When we got back to the slip, we ate our lunch that we had packed, and I did a bit of work on the brightwork, scuffing the areas I've been working on, and giving them a coat of varnish. While I was varnishing, Terri went and took a nap over in the 'picnic area' with the dog. As we were leaving, I noticed one of the largest freighters I've yet seen pulling into the lake, and took the above snapshot from shore just before we headed down to McGraft Park for a round of disc golf.

ADDENDUM: About a month later, we finally got the grand total from the Muskegon Sheriffs Office: $110 for our citation. Dang! And the license itself was only 160 bucks for the three years. Don't forget to put them on again, that's for sure.

Thursday, June 14, 2007

Brightwork

June 10, Sunday -- Tim went out on Sunday to spend the afternoon working on the brightwork. Beautiful weekend both Saturday and Sunday, and probably should have gone out there and spent the weekend. Was a bit worried about how she fared after the gusting winds of Wednesday and Thursday, but she appeared to be in good shape. Mostly worked on the starbord cockpit interior wall and the cabin door frame, taking them down to bare wood as best I could and then treating them with two coats of 50/50 boat varnish. I should make a trip out there sometime this week and do a bit more. Came home sunburned, tired, with sore fingers, but happy to have spent some time out there feeling the rock of the boat, smelling the diesel fumes and listening to the 'wind chimes' of the snapping halyards on the masts. The boat 4 slips to the south left when I was just getting there, and had engine trouble and had to be hauled out onto the lake (it looked as if they had a few boat guests aboard who I overheard mentioning "um... how are we going to get back in the slip?" to which the captain replied "we'll figure that out later"). Later in the afternoon they returned (again towed by a motorboat), and I and a few other neighboring sailors helped them back into their slip. Talked to Captain Jim next door for a while, mostly about the weather, and how he likes to point out our boat to students as one of the rare 'Chris Craft' sailboats.

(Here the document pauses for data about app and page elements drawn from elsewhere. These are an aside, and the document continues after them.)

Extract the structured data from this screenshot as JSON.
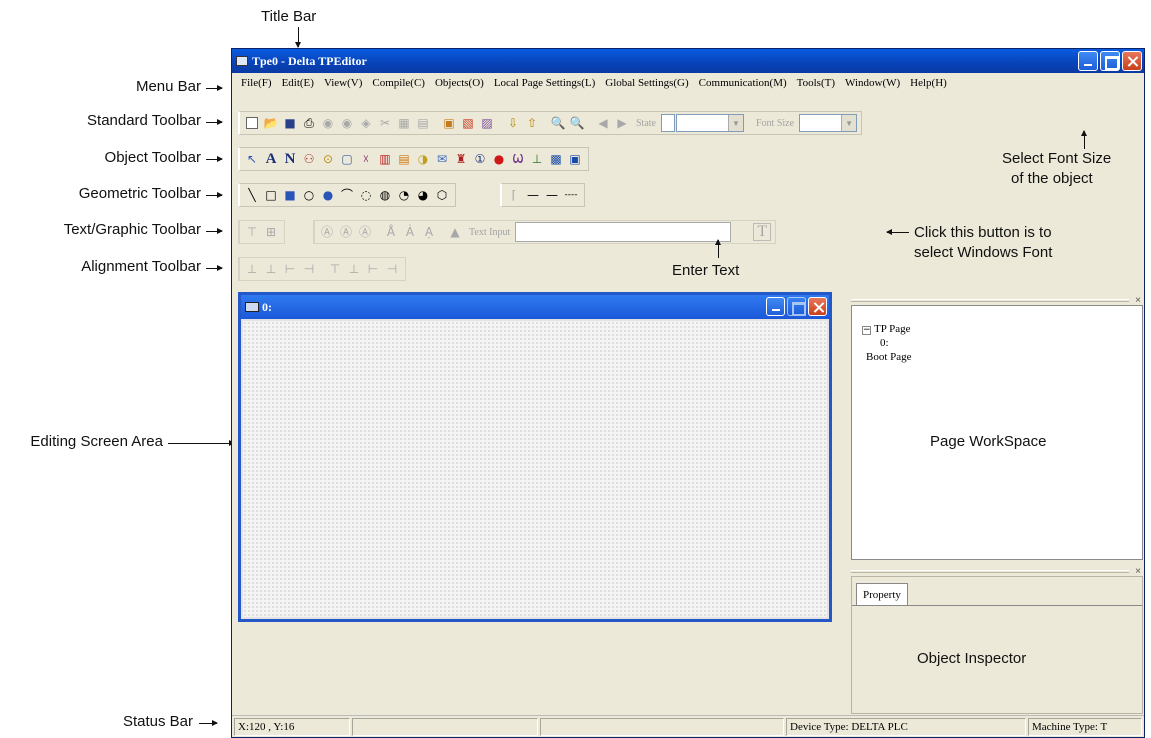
{
  "callouts": {
    "title_bar": "Title Bar",
    "menu_bar": "Menu Bar",
    "standard_toolbar": "Standard Toolbar",
    "object_toolbar": "Object Toolbar",
    "geometric_toolbar": "Geometric Toolbar",
    "text_graphic_toolbar": "Text/Graphic Toolbar",
    "alignment_toolbar": "Alignment Toolbar",
    "editing_screen_area": "Editing Screen Area",
    "status_bar": "Status Bar",
    "select_font_size_line1": "Select Font Size",
    "select_font_size_line2": "of the object",
    "windows_font_line1": "Click this button is to",
    "windows_font_line2": "select Windows Font",
    "enter_text": "Enter Text",
    "page_workspace": "Page WorkSpace",
    "object_inspector": "Object Inspector"
  },
  "window": {
    "title": "Tpe0 - Delta TPEditor"
  },
  "menu": [
    "File(F)",
    "Edit(E)",
    "View(V)",
    "Compile(C)",
    "Objects(O)",
    "Local Page Settings(L)",
    "Global Settings(G)",
    "Communication(M)",
    "Tools(T)",
    "Window(W)",
    "Help(H)"
  ],
  "toolbar": {
    "state_label": "State",
    "font_size_label": "Font Size",
    "text_input_label": "Text Input",
    "windows_font_button": "T"
  },
  "editor": {
    "child_title": "0:"
  },
  "workspace": {
    "tree_root": "TP Page",
    "tree_child": "0:",
    "tree_boot": "Boot Page"
  },
  "inspector": {
    "tab": "Property"
  },
  "status": {
    "coords": "X:120 , Y:16",
    "device_type": "Device Type: DELTA PLC",
    "machine_type": "Machine Type: T"
  }
}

Should've brought the camera today, so I could take some photos of my progress. Next time for sure. I'm not sure, but I think I left the lid of the 'power plug' open when I left. Another reason to get back soon.

June 14, Thursday -- Came back later in the week to do some additional work on the boat. Scraped and sanded the two decorative rails along the cabin top, the remainder of the hatchway framing, the back side of the traveller support and touched up some of the port side rails, then gave each of them a couple coats of 50/50 turp/varnish mixture. Need to go back and give them a few coats each of 100% varnish, and continue working on revamping the side rails. I also purchased a can of white latex paint and gave the cowl vents a fresh coat of paint, and WOW what a difference that made, they look fantastic! Would be nice to clean up the interior of the boat and give the inside a fresh coat of paint. Also thinking of taking home some of the interior woodwork over the next winter to refinish, especially the stairs. Talked a while with Jim next door about this'n'that, about private tutoring on your own boat, about the spinnaker (which his advice seems to be "just keep in the bag, its not worth the grief"), and about wooden boats (there is a nice salty looking wooden boat that just got launched that day with a family crawling all over her). Stayed from about 2-6, got a lot done, fixed the side rail with the stainless screws I purchased at Lowes, gave the deck a thorough washing, and pretty much just puttered around all day. Thinking maybe I could talk the crew into taking her out on Friday if schedules permit. This upcoming weekend is once again, booked solid.